Emerging Best Practices
Many best practices are emerging, and are being adopted by most participant organisations to combat external threats, including:
For secure communications many organisations have implemented solutions based VPNs on private networks, and the Public Key Infrastructure. Concerning the latter, interoperability of digital certificates is a significant impediment at the present time. It was noted that biometrics identification systems, while appropriate in some situations do not, as of yet, constitute a strong authentication solution.
The widespread use of laptop computers and the high incidence of loss or theft represent a significant security risk. To counter this threat, the practice adopted by many organisations is to encrypt all data stored on laptops. It was recognised, however, that this created an overhead, which could be particularly noticeable in applications such as Computer-Assisted Personal Interviewing, where information is gathered by statistical office interviewers equipped with laptop computers.
Participants considered that the rapidly evolving use of mobile devices such as: PDAs, mobile telephones, and increased teleworking are major challenges that further add to the complexity of managing IT security.
Opportunities for co-operative action

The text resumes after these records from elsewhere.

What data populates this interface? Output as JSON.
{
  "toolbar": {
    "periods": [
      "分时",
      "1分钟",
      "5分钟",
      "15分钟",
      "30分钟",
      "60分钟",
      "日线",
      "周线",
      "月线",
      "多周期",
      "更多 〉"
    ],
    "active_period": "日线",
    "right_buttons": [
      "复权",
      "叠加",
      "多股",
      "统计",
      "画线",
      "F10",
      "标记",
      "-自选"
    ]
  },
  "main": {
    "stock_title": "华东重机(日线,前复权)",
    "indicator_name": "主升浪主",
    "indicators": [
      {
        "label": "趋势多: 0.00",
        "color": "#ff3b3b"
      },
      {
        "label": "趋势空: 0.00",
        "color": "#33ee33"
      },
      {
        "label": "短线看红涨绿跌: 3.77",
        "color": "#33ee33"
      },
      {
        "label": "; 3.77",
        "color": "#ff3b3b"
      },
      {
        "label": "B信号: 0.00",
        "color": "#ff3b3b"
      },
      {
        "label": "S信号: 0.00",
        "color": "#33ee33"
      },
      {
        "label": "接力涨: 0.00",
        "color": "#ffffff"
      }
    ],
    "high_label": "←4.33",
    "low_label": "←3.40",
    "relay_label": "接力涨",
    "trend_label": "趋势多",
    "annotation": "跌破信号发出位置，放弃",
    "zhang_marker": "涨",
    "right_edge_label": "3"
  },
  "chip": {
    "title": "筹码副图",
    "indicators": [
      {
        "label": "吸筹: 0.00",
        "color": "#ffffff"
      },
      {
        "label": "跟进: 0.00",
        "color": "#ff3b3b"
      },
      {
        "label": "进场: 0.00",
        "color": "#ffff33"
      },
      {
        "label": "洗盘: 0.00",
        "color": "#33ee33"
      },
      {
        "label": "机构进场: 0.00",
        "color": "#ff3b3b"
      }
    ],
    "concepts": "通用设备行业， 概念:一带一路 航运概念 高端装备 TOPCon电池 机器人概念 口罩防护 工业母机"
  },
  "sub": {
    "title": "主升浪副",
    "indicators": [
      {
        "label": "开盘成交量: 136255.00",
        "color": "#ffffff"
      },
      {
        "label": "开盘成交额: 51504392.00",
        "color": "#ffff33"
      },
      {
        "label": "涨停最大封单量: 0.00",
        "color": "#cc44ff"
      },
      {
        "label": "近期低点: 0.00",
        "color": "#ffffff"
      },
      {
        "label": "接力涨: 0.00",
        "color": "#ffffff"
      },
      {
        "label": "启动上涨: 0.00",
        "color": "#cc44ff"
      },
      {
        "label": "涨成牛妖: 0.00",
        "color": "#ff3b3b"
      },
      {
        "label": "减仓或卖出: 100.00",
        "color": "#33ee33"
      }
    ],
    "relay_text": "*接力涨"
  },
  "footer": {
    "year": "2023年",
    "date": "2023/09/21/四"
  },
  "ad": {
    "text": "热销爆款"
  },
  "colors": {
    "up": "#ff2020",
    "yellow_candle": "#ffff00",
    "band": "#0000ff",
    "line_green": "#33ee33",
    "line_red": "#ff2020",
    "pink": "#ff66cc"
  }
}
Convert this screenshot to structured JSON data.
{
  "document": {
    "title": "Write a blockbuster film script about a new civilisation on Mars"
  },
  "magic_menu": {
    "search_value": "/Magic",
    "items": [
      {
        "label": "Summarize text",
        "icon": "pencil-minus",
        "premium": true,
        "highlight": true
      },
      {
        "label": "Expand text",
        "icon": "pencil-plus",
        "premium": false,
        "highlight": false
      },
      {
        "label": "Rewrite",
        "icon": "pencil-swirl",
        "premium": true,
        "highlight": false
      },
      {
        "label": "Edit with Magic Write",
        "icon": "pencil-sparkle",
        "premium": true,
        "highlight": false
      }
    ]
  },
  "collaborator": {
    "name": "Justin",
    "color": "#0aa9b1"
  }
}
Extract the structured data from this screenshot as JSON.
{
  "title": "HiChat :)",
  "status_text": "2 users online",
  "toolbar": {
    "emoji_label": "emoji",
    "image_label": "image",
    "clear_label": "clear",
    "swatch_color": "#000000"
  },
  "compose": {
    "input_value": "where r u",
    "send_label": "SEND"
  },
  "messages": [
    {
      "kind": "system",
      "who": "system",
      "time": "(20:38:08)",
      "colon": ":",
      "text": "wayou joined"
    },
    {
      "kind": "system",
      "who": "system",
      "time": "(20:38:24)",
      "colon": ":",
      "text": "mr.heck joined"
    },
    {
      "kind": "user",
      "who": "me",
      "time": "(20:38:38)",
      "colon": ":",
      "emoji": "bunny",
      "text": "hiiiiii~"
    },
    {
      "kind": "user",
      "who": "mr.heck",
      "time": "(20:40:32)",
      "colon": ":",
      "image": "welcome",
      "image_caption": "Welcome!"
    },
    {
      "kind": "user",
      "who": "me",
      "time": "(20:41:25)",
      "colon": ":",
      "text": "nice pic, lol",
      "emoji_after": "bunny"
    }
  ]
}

Most participants considered the workshop of great value to them and to their organisations. They recommended that similar intergovernmental workshops on ICT management in the public service be held again, as the need arises. A number of possible initiatives were proposed which, through co-operation and sharing of information, could strengthen IT security in governments and benefit all participating organisations. These include: